  “She’s right,” Landen had remarked when I told him. He’d lost his leg to a land mine in the Crimea almost three decades before and referred to himself as either a “deconstructed bipedalist” or, more simply, “a man unjustly overcharged for socks.” “Will you be okay?” he asked now.

  “I’m fine,” I told him, “with a stick to lean on and four Dizuperadol patches.”

  “Four?” said Landen. “Are you sure that’s wise?”

  “It’s the only thing that seems to have any lasting effect. Slow and constant release—double thickness, too.”

  I’d recently moved to the more effective stick-on patches rather than Dizuperadol taken orally. The patches seemed to work for longer, and I’d been prescribed the double-strength ones. Sometimes it felt like I had a waffle stuck to my bum. They were effective, but there were side effects.

  “How’s the vision?” asked Landen.

  “In focus more often than it’s not. And that’s good, right?”

  “A Zen dog dreams of a medium-size bone.”

  “Actually, there is one thing you could do. Can you put my all phone in my right pocket so I can get it out?”

  Landen did as I asked. I’d been working on the grip of my left hand, but it was slow going. The damage to my hand had been caused by the taxi’s indicator stalk as it passed through my forearm during the vehicle’s sudden stop in the swamp, and it had caused all sorts of mayhem on the way.
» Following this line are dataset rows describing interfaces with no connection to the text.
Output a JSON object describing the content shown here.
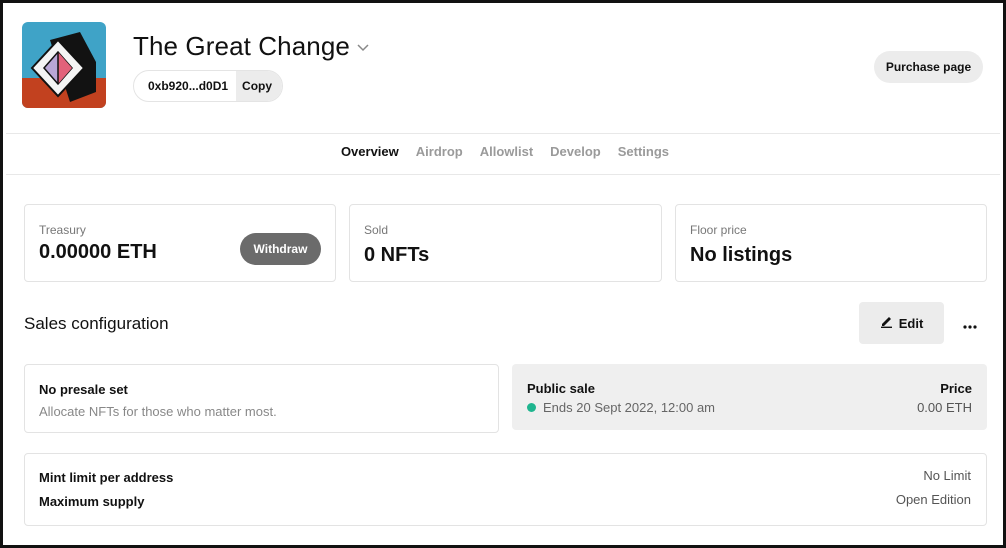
{
  "colors": {
    "accent_dot": "#1fb58f",
    "withdraw_bg": "#6b6b6b",
    "pill_bg": "#ececec"
  },
  "header": {
    "title": "The Great Change",
    "address": "0xb920...d0D1",
    "copy_label": "Copy",
    "purchase_label": "Purchase page",
    "dropdown_icon": "chevron-down-icon"
  },
  "tabs": [
    {
      "label": "Overview",
      "active": true
    },
    {
      "label": "Airdrop",
      "active": false
    },
    {
      "label": "Allowlist",
      "active": false
    },
    {
      "label": "Develop",
      "active": false
    },
    {
      "label": "Settings",
      "active": false
    }
  ],
  "stats": {
    "treasury": {
      "label": "Treasury",
      "value": "0.00000 ETH",
      "action": "Withdraw"
    },
    "sold": {
      "label": "Sold",
      "value": "0 NFTs"
    },
    "floor": {
      "label": "Floor price",
      "value": "No listings"
    }
  },
  "sales": {
    "title": "Sales configuration",
    "edit_label": "Edit",
    "presale": {
      "title": "No presale set",
      "subtitle": "Allocate NFTs for those who matter most."
    },
    "public": {
      "title": "Public sale",
      "status": "Ends 20 Sept 2022, 12:00 am",
      "price_label": "Price",
      "price_value": "0.00 ETH"
    },
    "limits": [
      {
        "label": "Mint limit per address",
        "value": "No Limit"
      },
      {
        "label": "Maximum supply",
        "value": "Open Edition"
      }
    ]
  }
}
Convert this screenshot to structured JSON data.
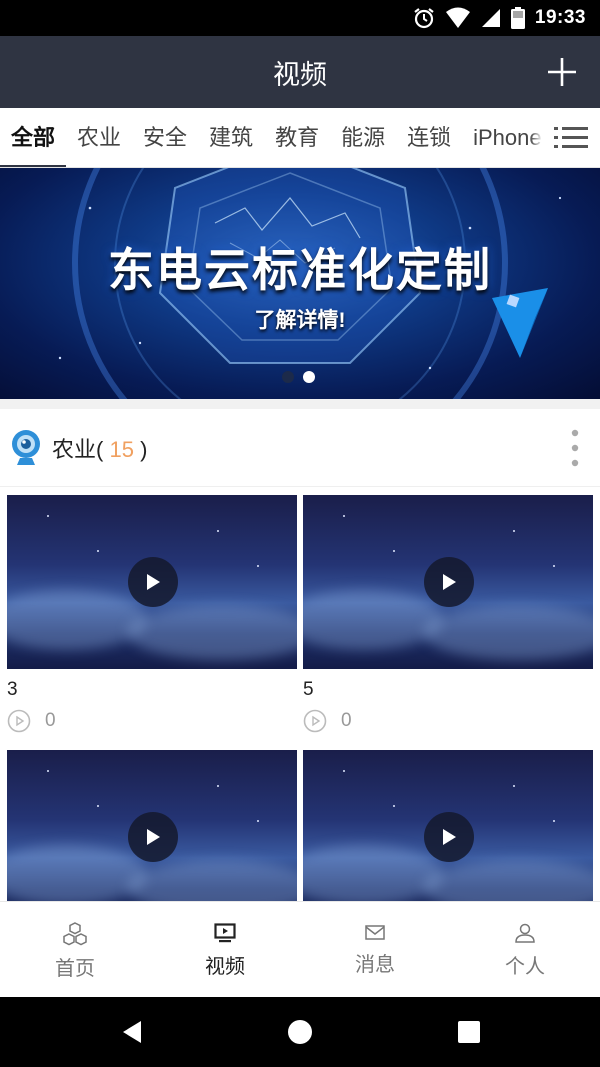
{
  "status_bar": {
    "time": "19:33"
  },
  "header": {
    "title": "视频",
    "add_icon": "plus-icon"
  },
  "tabs": {
    "items": [
      "全部",
      "农业",
      "安全",
      "建筑",
      "教育",
      "能源",
      "连锁",
      "iPhone"
    ],
    "active": "全部",
    "more_icon": "list-menu-icon"
  },
  "banner": {
    "headline": "东电云标准化定制",
    "subline": "了解详情!",
    "slide_count": 2,
    "current_slide": 2
  },
  "section": {
    "title": "农业",
    "count": "15",
    "icon": "webcam-icon"
  },
  "videos": [
    {
      "name": "3",
      "views": "0"
    },
    {
      "name": "5",
      "views": "0"
    },
    {
      "name": "",
      "views": ""
    },
    {
      "name": "",
      "views": ""
    }
  ],
  "bottom_nav": [
    {
      "label": "首页",
      "icon": "cubes-icon"
    },
    {
      "label": "视频",
      "icon": "video-screen-icon",
      "active": true
    },
    {
      "label": "消息",
      "icon": "mail-icon"
    },
    {
      "label": "个人",
      "icon": "person-icon"
    }
  ],
  "colors": {
    "header_bg": "#2f3442",
    "count_accent": "#f0a060",
    "banner_blue": "#0f3a86"
  }
}
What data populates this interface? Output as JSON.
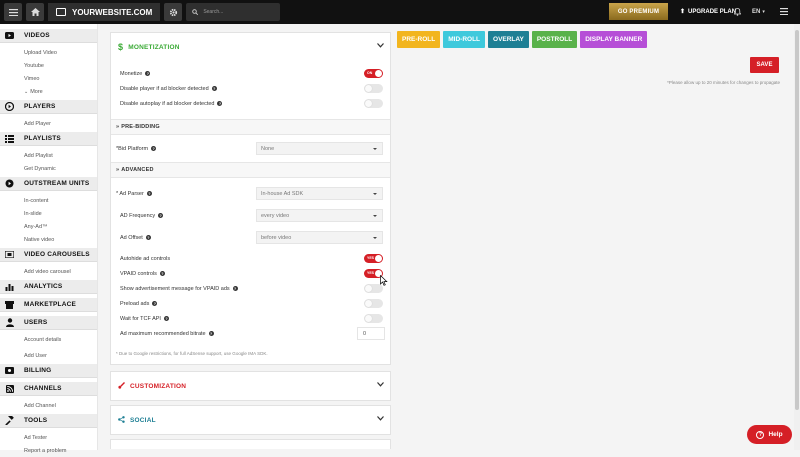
{
  "topbar": {
    "site_name": "YOURWEBSITE.COM",
    "search_placeholder": "Search...",
    "premium_label": "GO PREMIUM",
    "upgrade_label": "UPGRADE PLAN",
    "language": "EN"
  },
  "sidebar": {
    "videos": {
      "title": "VIDEOS",
      "items": [
        "Upload Video",
        "Youtube",
        "Vimeo",
        "More"
      ]
    },
    "players": {
      "title": "PLAYERS",
      "items": [
        "Add Player"
      ]
    },
    "playlists": {
      "title": "PLAYLISTS",
      "items": [
        "Add Playlist",
        "Get Dynamic"
      ]
    },
    "outstream": {
      "title": "OUTSTREAM UNITS",
      "items": [
        "In-content",
        "In-slide",
        "Any-Ad™",
        "Native video"
      ]
    },
    "carousels": {
      "title": "VIDEO CAROUSELS",
      "items": [
        "Add video carousel"
      ]
    },
    "analytics": {
      "title": "ANALYTICS"
    },
    "marketplace": {
      "title": "MARKETPLACE"
    },
    "users": {
      "title": "USERS",
      "items": [
        "Account details",
        "Add User"
      ]
    },
    "billing": {
      "title": "BILLING"
    },
    "channels": {
      "title": "CHANNELS",
      "items": [
        "Add Channel"
      ]
    },
    "tools": {
      "title": "TOOLS",
      "items": [
        "Ad Tester",
        "Report a problem"
      ]
    }
  },
  "monetization": {
    "title": "MONETIZATION",
    "toggles": {
      "monetize": {
        "label": "Monetize",
        "on": true,
        "text": "ON"
      },
      "disable_adblock": {
        "label": "Disable player if ad blocker detected",
        "on": false
      },
      "disable_autoplay": {
        "label": "Disable autoplay if ad blocker detected",
        "on": false
      }
    },
    "prebidding": {
      "title": "PRE-BIDDING",
      "bid_platform": {
        "label": "*Bid Platform",
        "value": "None"
      }
    },
    "advanced": {
      "title": "ADVANCED",
      "ad_parser": {
        "label": "* Ad Parser",
        "value": "In-house Ad SDK"
      },
      "ad_frequency": {
        "label": "AD Frequency",
        "value": "every video"
      },
      "ad_offset": {
        "label": "Ad Offset",
        "value": "before video"
      },
      "autohide": {
        "label": "Autohide ad controls",
        "on": true,
        "text": "YES"
      },
      "vpaid": {
        "label": "VPAID controls",
        "on": true,
        "text": "YES"
      },
      "show_msg": {
        "label": "Show advertisement message for VPAID ads",
        "on": false
      },
      "preload": {
        "label": "Preload ads",
        "on": false
      },
      "wait_tcf": {
        "label": "Wait for TCF API",
        "on": false
      },
      "bitrate": {
        "label": "Ad maximum recommended bitrate",
        "value": "0"
      }
    },
    "note": "* Due to Google restrictions, for full AdSense support, use Google IMA SDK."
  },
  "customization": {
    "title": "CUSTOMIZATION"
  },
  "social": {
    "title": "SOCIAL"
  },
  "ad_tabs": [
    {
      "label": "PRE-ROLL",
      "color": "#f2b51e"
    },
    {
      "label": "MID-ROLL",
      "color": "#3ec9dc"
    },
    {
      "label": "OVERLAY",
      "color": "#1e7f94"
    },
    {
      "label": "POSTROLL",
      "color": "#59b24a"
    },
    {
      "label": "DISPLAY BANNER",
      "color": "#b64fd7"
    }
  ],
  "save_label": "SAVE",
  "save_note": "*Please allow up to 20 minutes for changes to propagate",
  "help_label": "Help",
  "colors": {
    "accent": "#d51f26",
    "monetization_green": "#3aaa35",
    "customization_red": "#d51f26",
    "social_blue": "#1e7f94"
  }
}
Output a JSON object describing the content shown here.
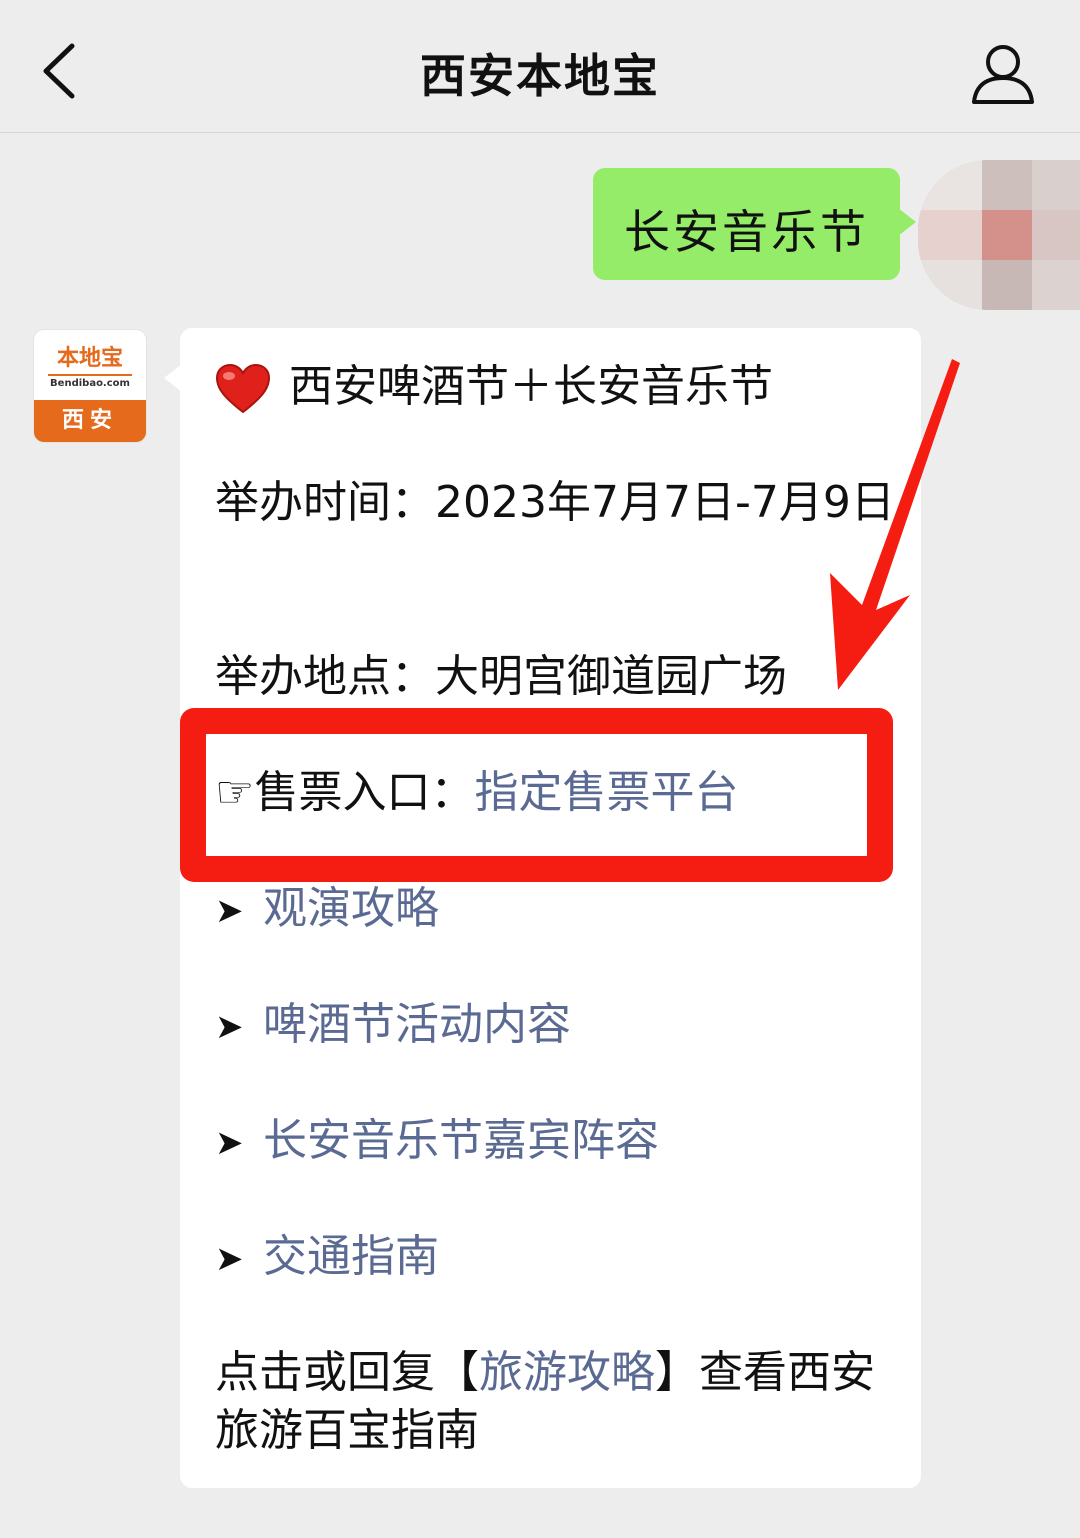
{
  "header": {
    "title": "西安本地宝",
    "back_icon": "chevron-left-icon",
    "user_icon": "person-icon"
  },
  "chat": {
    "user_message": "长安音乐节",
    "bot_avatar": {
      "logo_text": "本地宝",
      "logo_domain": "Bendibao.com",
      "logo_city": "西安"
    },
    "bot_message": {
      "title": "西安啤酒节＋长安音乐节",
      "time_label": "举办时间：",
      "time_value": "2023年7月7日-7月9日",
      "place_label": "举办地点：",
      "place_value": "大明宫御道园广场",
      "ticket_label": "☞售票入口：",
      "ticket_link": "指定售票平台",
      "links": [
        {
          "marker": "➤",
          "label": "观演攻略"
        },
        {
          "marker": "➤",
          "label": "啤酒节活动内容"
        },
        {
          "marker": "➤",
          "label": "长安音乐节嘉宾阵容"
        },
        {
          "marker": "➤",
          "label": "交通指南"
        }
      ],
      "footer_prefix": "点击或回复【",
      "footer_link": "旅游攻略",
      "footer_suffix": "】查看西安旅游百宝指南"
    }
  },
  "colors": {
    "background": "#ededed",
    "user_bubble": "#95ec69",
    "bot_bubble": "#ffffff",
    "link": "#5a6a93",
    "highlight": "#f51d12",
    "brand": "#e56a1c"
  }
}
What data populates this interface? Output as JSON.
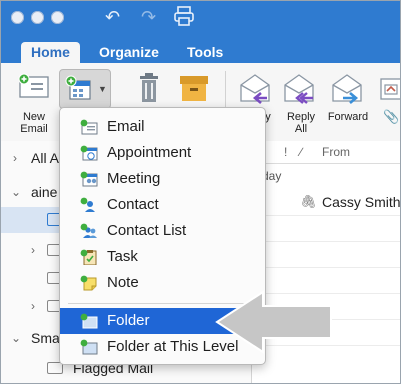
{
  "ribbon": {
    "tabs": [
      "Home",
      "Organize",
      "Tools"
    ],
    "new_email_label": "New Email",
    "reply_partial": "y",
    "reply_all_label": "Reply All",
    "forward_label": "Forward"
  },
  "folders": {
    "all_accounts": "All A",
    "account": "aine",
    "smart": "Sma",
    "flagged": "Flagged Mail"
  },
  "list": {
    "header_from": "From",
    "group_label": "day",
    "sender": "Cassy Smith"
  },
  "menu": {
    "items": [
      {
        "label": "Email",
        "icon": "email-icon"
      },
      {
        "label": "Appointment",
        "icon": "appointment-icon"
      },
      {
        "label": "Meeting",
        "icon": "meeting-icon"
      },
      {
        "label": "Contact",
        "icon": "contact-icon"
      },
      {
        "label": "Contact List",
        "icon": "contact-list-icon"
      },
      {
        "label": "Task",
        "icon": "task-icon"
      },
      {
        "label": "Note",
        "icon": "note-icon"
      },
      {
        "label": "Folder",
        "icon": "folder-icon"
      },
      {
        "label": "Folder at This Level",
        "icon": "folder-at-level-icon"
      }
    ],
    "highlighted": "Folder"
  },
  "colors": {
    "brand_blue": "#2f7bd0",
    "highlight_blue": "#1f66d6",
    "arrow_gray": "#c6c6c6"
  }
}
The stalk broke off when it hit my jaw. These days I used it as a tea stirrer. The stalk, that is, not my jaw.


Turn Navi Off
Turn Navi On
Scroll Up